[What the task asks]:
Set down each entry below exactly as written, keeping the pictures out.

[Entries shown]:
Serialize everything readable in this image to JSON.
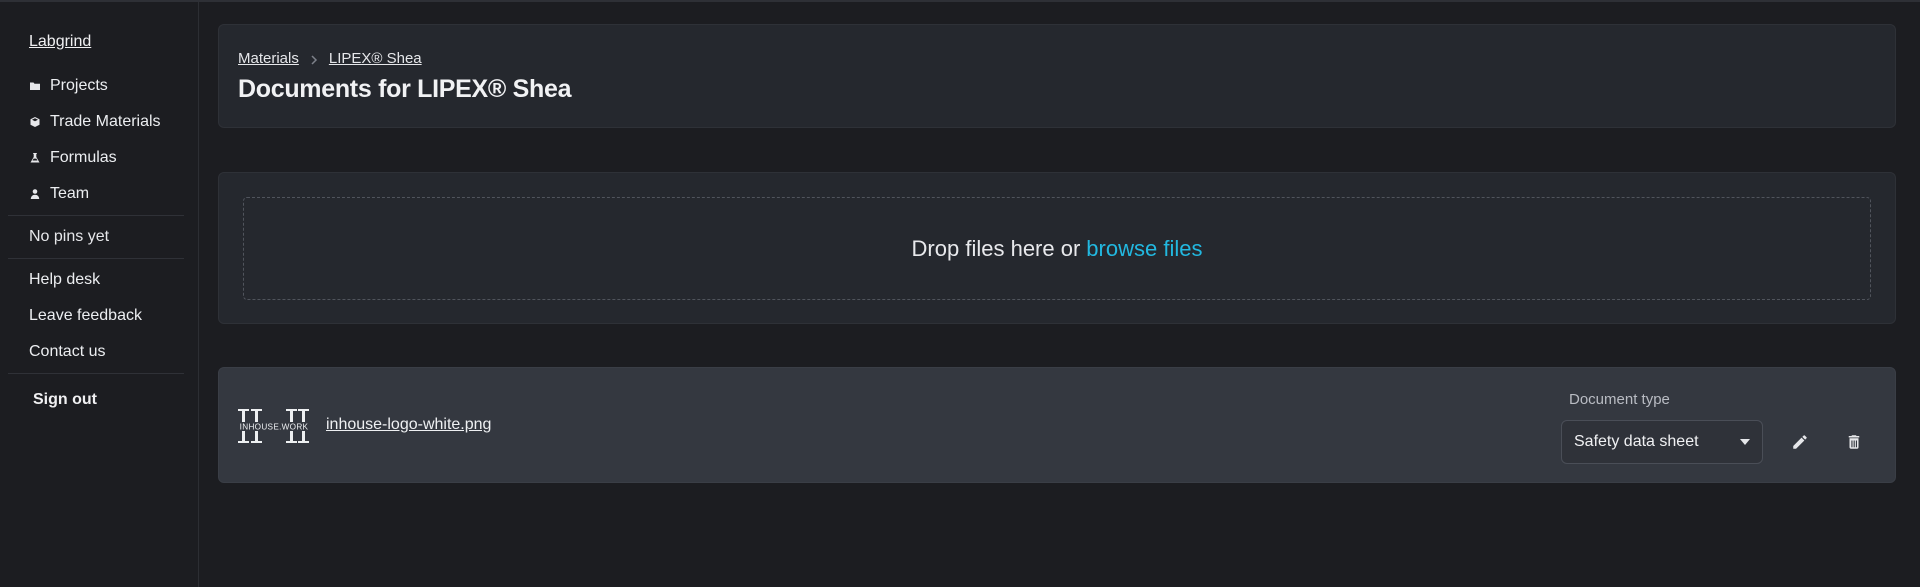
{
  "sidebar": {
    "brand": "Labgrind",
    "nav": [
      {
        "label": "Projects",
        "icon": "folder-icon"
      },
      {
        "label": "Trade Materials",
        "icon": "cube-icon"
      },
      {
        "label": "Formulas",
        "icon": "flask-icon"
      },
      {
        "label": "Team",
        "icon": "person-icon"
      }
    ],
    "pins_empty": "No pins yet",
    "help": [
      "Help desk",
      "Leave feedback",
      "Contact us"
    ],
    "sign_out": "Sign out"
  },
  "header": {
    "breadcrumb": [
      "Materials",
      "LIPEX® Shea"
    ],
    "title": "Documents for LIPEX® Shea"
  },
  "upload": {
    "prompt": "Drop files here or",
    "browse": "browse files"
  },
  "files": [
    {
      "name": "inhouse-logo-white.png",
      "logo_text": "INHOUSE.WORK",
      "doc_type_label": "Document type",
      "doc_type_value": "Safety data sheet"
    }
  ],
  "colors": {
    "background": "#1c1d21",
    "panel": "#25282e",
    "file_card": "#343840",
    "accent_link": "#22b8e0"
  }
}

[Solution to this exercise]:
Serialize everything readable in this image to JSON.
{
  "sidebar": {
    "brand": "Labgrind",
    "nav": [
      {
        "label": "Projects",
        "icon": "folder-icon"
      },
      {
        "label": "Trade Materials",
        "icon": "cube-icon"
      },
      {
        "label": "Formulas",
        "icon": "flask-icon"
      },
      {
        "label": "Team",
        "icon": "person-icon"
      }
    ],
    "pins_empty": "No pins yet",
    "help": [
      "Help desk",
      "Leave feedback",
      "Contact us"
    ],
    "sign_out": "Sign out"
  },
  "header": {
    "breadcrumb": [
      "Materials",
      "LIPEX® Shea"
    ],
    "title": "Documents for LIPEX® Shea"
  },
  "upload": {
    "prompt": "Drop files here or",
    "browse": "browse files"
  },
  "files": [
    {
      "name": "inhouse-logo-white.png",
      "logo_text": "INHOUSE.WORK",
      "doc_type_label": "Document type",
      "doc_type_value": "Safety data sheet"
    }
  ],
  "colors": {
    "background": "#1c1d21",
    "panel": "#25282e",
    "file_card": "#343840",
    "accent_link": "#22b8e0"
  }
}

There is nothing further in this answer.